Raju, a migrant from West Bengal who works as a gardener, turned up the other day for work. He wanted to work and was adamant that he would not accept money without doing work. Raju kept asking for how long he can afford to take money without doing work, which was a difficult question to answer.

While it is easy to reach guest workers who are staying as a group, those staying individually or in small groups, without strong local ties, crisis throws up challenges. They are unaware of the seriousness of the situation and whom to contact to obtain essential food supplies. Although there exist a lot of single women migrants in Kerala, mostly engaged in medium-skilled jobs in shops, beauty salons, hotels and restaurants, we have hardly heard anything about them in the media. One critical challenge is the lack of data on the number of guest workers in Kerala, which the Government is planning to address for better policy formulation.

Uncertainty looms in the mind of guest workers. Like everyone, they also have their doubts on how long this lockdown will continue, prospects of employment and desire to join their loved ones in their village during this time of crisis.

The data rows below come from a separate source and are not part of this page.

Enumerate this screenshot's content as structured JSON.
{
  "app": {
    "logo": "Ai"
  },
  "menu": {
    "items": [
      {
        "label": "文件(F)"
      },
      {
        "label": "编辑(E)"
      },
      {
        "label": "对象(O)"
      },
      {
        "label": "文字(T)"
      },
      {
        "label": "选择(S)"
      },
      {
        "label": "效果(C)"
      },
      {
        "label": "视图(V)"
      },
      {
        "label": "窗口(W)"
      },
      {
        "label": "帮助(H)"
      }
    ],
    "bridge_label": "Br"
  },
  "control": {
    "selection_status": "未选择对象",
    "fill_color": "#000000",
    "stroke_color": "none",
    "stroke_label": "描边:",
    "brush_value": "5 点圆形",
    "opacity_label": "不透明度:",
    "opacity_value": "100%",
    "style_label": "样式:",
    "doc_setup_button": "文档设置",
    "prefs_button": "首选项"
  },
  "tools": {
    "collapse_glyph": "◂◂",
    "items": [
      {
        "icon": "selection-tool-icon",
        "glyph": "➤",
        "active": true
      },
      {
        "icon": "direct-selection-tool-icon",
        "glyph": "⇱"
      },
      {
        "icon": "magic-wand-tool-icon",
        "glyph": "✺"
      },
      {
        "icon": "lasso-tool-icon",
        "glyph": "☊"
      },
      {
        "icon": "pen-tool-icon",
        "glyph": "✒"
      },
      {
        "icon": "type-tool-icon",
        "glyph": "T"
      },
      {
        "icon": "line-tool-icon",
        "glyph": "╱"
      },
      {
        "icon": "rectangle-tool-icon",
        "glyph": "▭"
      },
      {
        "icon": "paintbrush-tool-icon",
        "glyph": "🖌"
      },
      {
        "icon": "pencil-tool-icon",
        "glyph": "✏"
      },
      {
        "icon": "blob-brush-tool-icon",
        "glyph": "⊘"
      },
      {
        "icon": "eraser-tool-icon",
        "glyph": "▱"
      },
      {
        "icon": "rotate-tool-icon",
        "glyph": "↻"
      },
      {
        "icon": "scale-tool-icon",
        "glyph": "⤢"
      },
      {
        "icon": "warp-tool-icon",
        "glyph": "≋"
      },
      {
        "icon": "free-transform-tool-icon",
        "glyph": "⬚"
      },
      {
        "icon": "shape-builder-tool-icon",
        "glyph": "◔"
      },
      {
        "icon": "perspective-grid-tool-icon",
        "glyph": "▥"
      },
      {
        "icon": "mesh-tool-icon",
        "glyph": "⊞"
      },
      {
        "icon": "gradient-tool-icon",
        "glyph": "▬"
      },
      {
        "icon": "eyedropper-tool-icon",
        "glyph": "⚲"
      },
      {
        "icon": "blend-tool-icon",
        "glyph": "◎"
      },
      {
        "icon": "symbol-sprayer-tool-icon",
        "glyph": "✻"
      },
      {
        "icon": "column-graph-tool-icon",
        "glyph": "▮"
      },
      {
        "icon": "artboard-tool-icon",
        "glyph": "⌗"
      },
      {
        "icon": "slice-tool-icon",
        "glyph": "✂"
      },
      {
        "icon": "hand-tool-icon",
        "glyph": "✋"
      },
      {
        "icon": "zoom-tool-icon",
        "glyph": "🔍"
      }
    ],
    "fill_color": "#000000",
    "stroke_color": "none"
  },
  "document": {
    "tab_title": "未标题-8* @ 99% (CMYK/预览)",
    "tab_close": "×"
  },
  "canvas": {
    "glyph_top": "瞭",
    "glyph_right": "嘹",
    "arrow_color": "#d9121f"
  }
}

Joining the Dots As pointed out by Tedros Adhanom Ghebreyesus, the director-general of the World Health Organization, “the greatest enemy we face is not the virus itself; it’s the stigma that turns us against each other. We must stop stigma and hate.” Several questions remain unanswered. But yes, the pandemic has managed to teach us a few things, the most crucial being ‘COVID- 19 does not care for your identity—your place of birth, language or religion’. The best learning from the crisis would be to acknowledge that all of us are fighting to contain the pandemic and let our compassion transcend human-made borders.